There are a few things that worry me about all this:
Firstly: as Nick Spencer’s article highlighted, these days evolutionary ‘just-so stories’ are pretty much accepted in society without question. The problem is, ‘just-so stories’ can be co-opted to support pretty much whatever you like. Do you want to support a master race? Hey, there’s a just-so story for you. Do you want to support altruism? Hey, there’s a just-so story for you. And so on. Denis Alexander warned of the dangers of believing just-so stories when it comes to religious belief, but I think the same applies to other areas of human life too (e.g. morality). They are speculative at best. If our society has accepted that the best answer for the question “Who are we?” as human beings is a just-so story, I don’t think that’s good news – especially when just-so stories are something of a wax nose and are basically unprovable.
Secondly: I don’t make a habit of reading creationist websites, however I saw a link on Twitter a few weeks ago and clicked on it out of interest. It was a list of questions for evolutionists. One of the questions really struck me: What aspects of science depend on an evolutionary understanding of origins? Can you name one single technology or medicine (for example) which depends on our understanding of evolution? Many scientific advances were made before evolution became generally accepted. Most modern science, as far as I am aware, does not depend on evolution.
The reason I bring this up is because it throws into sharp relief the dogmatism of many evolutionists: as I understand it you could pretty much have the entirety of modern civilisation, technology and all, without belief in evolution. Why, therefore, is it so important for us to believe in it? As I said before, this suggests to me the reason why many are so keen to push evolution in every respect is not simply because they believe it’s true (which I’m sure they do), but because they desire to displace a creator God.
Thirdly and finally: the idea of a creator God who created a rational and ordered universe was one of the foundational ideas which gave rise to modern science in the first place. Many of the earliest scientists (or ‘natural philosophers’, as they would have been called then) were believers. Much of modern science rests on the foundation of an ordered and rational universe – however there is no explanation given as to why this is the case: It just is because it is.
If evolution is becoming a religion without a God, to my mind it is undermining the very foundations which it is built on.
So in summary, let’s be clear about this: (1) I am not trying to say anything negative about evolution in this post. There are many Christians biologists who work in evolution (Denis Alexander – whote I mentioned above – for example, as well as Francis Collins – formerly director of the human genome project. To name but two examples).
(2) I am also not trying to defend creationism.

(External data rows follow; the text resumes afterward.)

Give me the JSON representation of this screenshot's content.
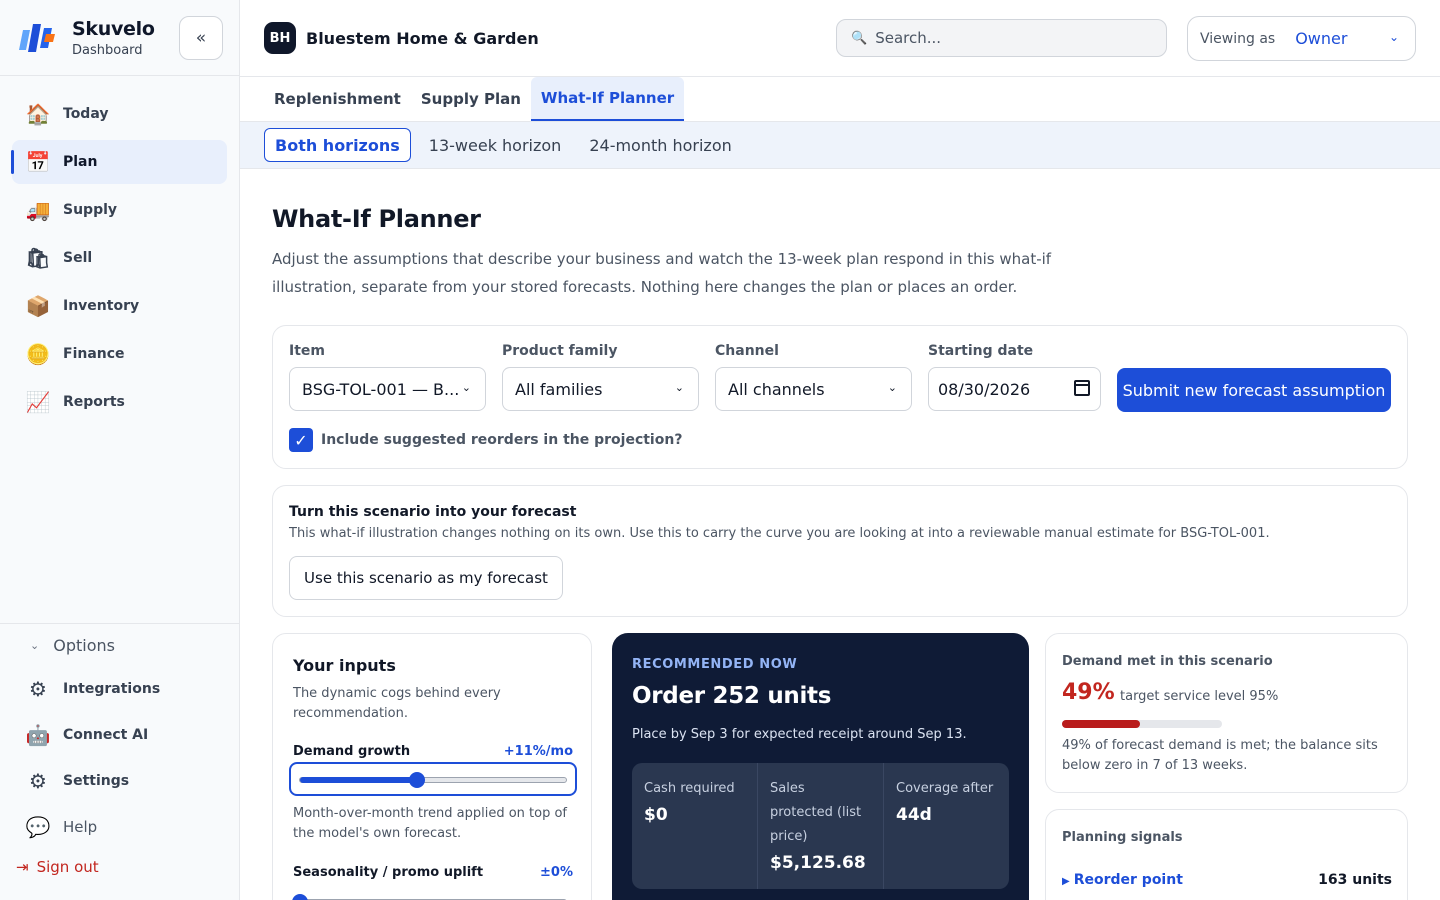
{
  "brand": {
    "name": "Skuvelo",
    "subtitle": "Dashboard"
  },
  "sidebar": {
    "items": [
      {
        "label": "Today",
        "icon": "house-icon"
      },
      {
        "label": "Plan",
        "icon": "calendar-icon",
        "active": true
      },
      {
        "label": "Supply",
        "icon": "truck-icon"
      },
      {
        "label": "Sell",
        "icon": "shopping-bag-icon"
      },
      {
        "label": "Inventory",
        "icon": "box-icon"
      },
      {
        "label": "Finance",
        "icon": "coin-icon"
      },
      {
        "label": "Reports",
        "icon": "chart-icon"
      }
    ],
    "options_label": "Options",
    "options_items": [
      {
        "label": "Integrations",
        "icon": "gears-icon"
      },
      {
        "label": "Connect AI",
        "icon": "robot-icon"
      },
      {
        "label": "Settings",
        "icon": "gear-icon"
      },
      {
        "label": "Help",
        "icon": "chat-bubble-icon"
      }
    ],
    "sign_out": "Sign out"
  },
  "header": {
    "org_initials": "BH",
    "org_name": "Bluestem Home & Garden",
    "search_placeholder": "Search...",
    "viewing_label": "Viewing as",
    "viewing_value": "Owner"
  },
  "tabs": [
    "Replenishment",
    "Supply Plan",
    "What-If Planner"
  ],
  "horizons": [
    "Both horizons",
    "13-week horizon",
    "24-month horizon"
  ],
  "page": {
    "title": "What-If Planner",
    "description": "Adjust the assumptions that describe your business and watch the 13-week plan respond in this what-if illustration, separate from your stored forecasts. Nothing here changes the plan or places an order."
  },
  "filters": {
    "item_label": "Item",
    "item_value": "BSG-TOL-001 — B...",
    "family_label": "Product family",
    "family_value": "All families",
    "channel_label": "Channel",
    "channel_value": "All channels",
    "date_label": "Starting date",
    "date_value": "08/30/2026",
    "submit_label": "Submit new forecast assumption",
    "include_reorders_label": "Include suggested reorders in the projection?",
    "include_reorders": true
  },
  "scenario": {
    "title": "Turn this scenario into your forecast",
    "text": "This what-if illustration changes nothing on its own. Use this to carry the curve you are looking at into a reviewable manual estimate for BSG-TOL-001.",
    "button": "Use this scenario as my forecast"
  },
  "inputs": {
    "title": "Your inputs",
    "subtitle": "The dynamic cogs behind every recommendation.",
    "demand_growth_label": "Demand growth",
    "demand_growth_value": "+11%/mo",
    "demand_growth_level": 0.44,
    "demand_growth_help": "Month-over-month trend applied on top of the model's own forecast.",
    "seasonality_label": "Seasonality / promo uplift",
    "seasonality_value": "±0%",
    "seasonality_level": 0.0
  },
  "recommendation": {
    "eyebrow": "RECOMMENDED NOW",
    "headline": "Order 252 units",
    "detail": "Place by Sep 3 for expected receipt around Sep 13.",
    "metrics": [
      {
        "label": "Cash required",
        "value": "$0"
      },
      {
        "label": "Sales protected (list price)",
        "value": "$5,125.68"
      },
      {
        "label": "Coverage after",
        "value": "44d"
      }
    ]
  },
  "demand_met": {
    "title": "Demand met in this scenario",
    "percent": "49%",
    "percent_value": 0.49,
    "target": "target service level 95%",
    "note": "49% of forecast demand is met; the balance sits below zero in 7 of 13 weeks."
  },
  "signals": {
    "title": "Planning signals",
    "rows": [
      {
        "label": "Reorder point",
        "value": "163 units"
      }
    ]
  },
  "colors": {
    "accent": "#1d4ed8",
    "danger": "#c2261f",
    "dark_card": "#0f1b36"
  }
}
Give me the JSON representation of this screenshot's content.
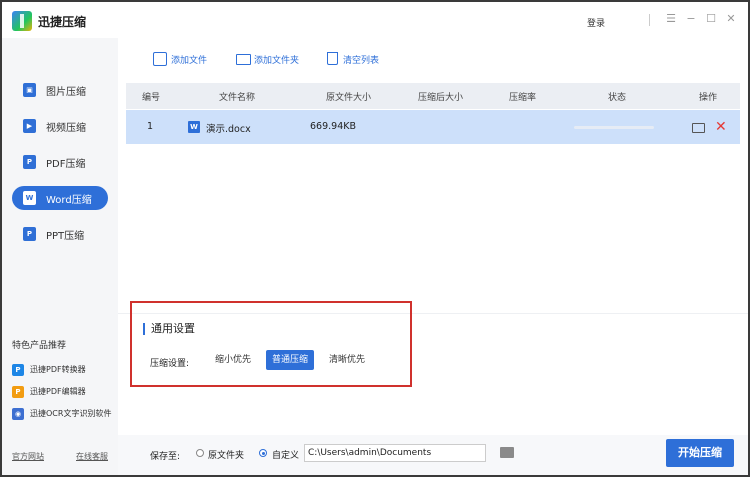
{
  "app": {
    "title": "迅捷压缩",
    "login": "登录"
  },
  "sidebar": {
    "items": [
      {
        "label": "图片压缩",
        "icon": "image-icon"
      },
      {
        "label": "视频压缩",
        "icon": "video-icon"
      },
      {
        "label": "PDF压缩",
        "icon": "pdf-icon"
      },
      {
        "label": "Word压缩",
        "icon": "word-icon",
        "active": true
      },
      {
        "label": "PPT压缩",
        "icon": "ppt-icon"
      }
    ],
    "featured_title": "特色产品推荐",
    "featured": [
      {
        "label": "迅捷PDF转换器"
      },
      {
        "label": "迅捷PDF编辑器"
      },
      {
        "label": "迅捷OCR文字识别软件"
      }
    ],
    "official_site": "官方网站",
    "online_service": "在线客服"
  },
  "toolbar": {
    "add_file": "添加文件",
    "add_folder": "添加文件夹",
    "clear_list": "清空列表"
  },
  "table": {
    "headers": [
      "编号",
      "文件名称",
      "原文件大小",
      "压缩后大小",
      "压缩率",
      "状态",
      "操作"
    ],
    "rows": [
      {
        "index": "1",
        "name": "演示.docx",
        "original_size": "669.94KB",
        "compressed_size": "",
        "ratio": "",
        "progress": 0
      }
    ]
  },
  "settings": {
    "title": "通用设置",
    "label": "压缩设置:",
    "options": [
      "缩小优先",
      "普通压缩",
      "清晰优先"
    ],
    "selected": "普通压缩"
  },
  "footer": {
    "save_to": "保存至:",
    "option_original": "原文件夹",
    "option_custom": "自定义",
    "path": "C:\\Users\\admin\\Documents",
    "start_button": "开始压缩"
  },
  "colors": {
    "accent": "#2e6fd8",
    "selected_row": "#cde0fa",
    "highlight_border": "#d0312d",
    "delete": "#e53935"
  }
}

(3) My point is this: I think there are two definitions of the word ‘evolution’ now: evolution as the scientific theory, and evolution as the worldview built on the scientific theory – a worldview which goes way beyond the remit of the theory. This ‘evolution worldview’ seems to be godless and our society is coming to accept it more and more. This is what worries me.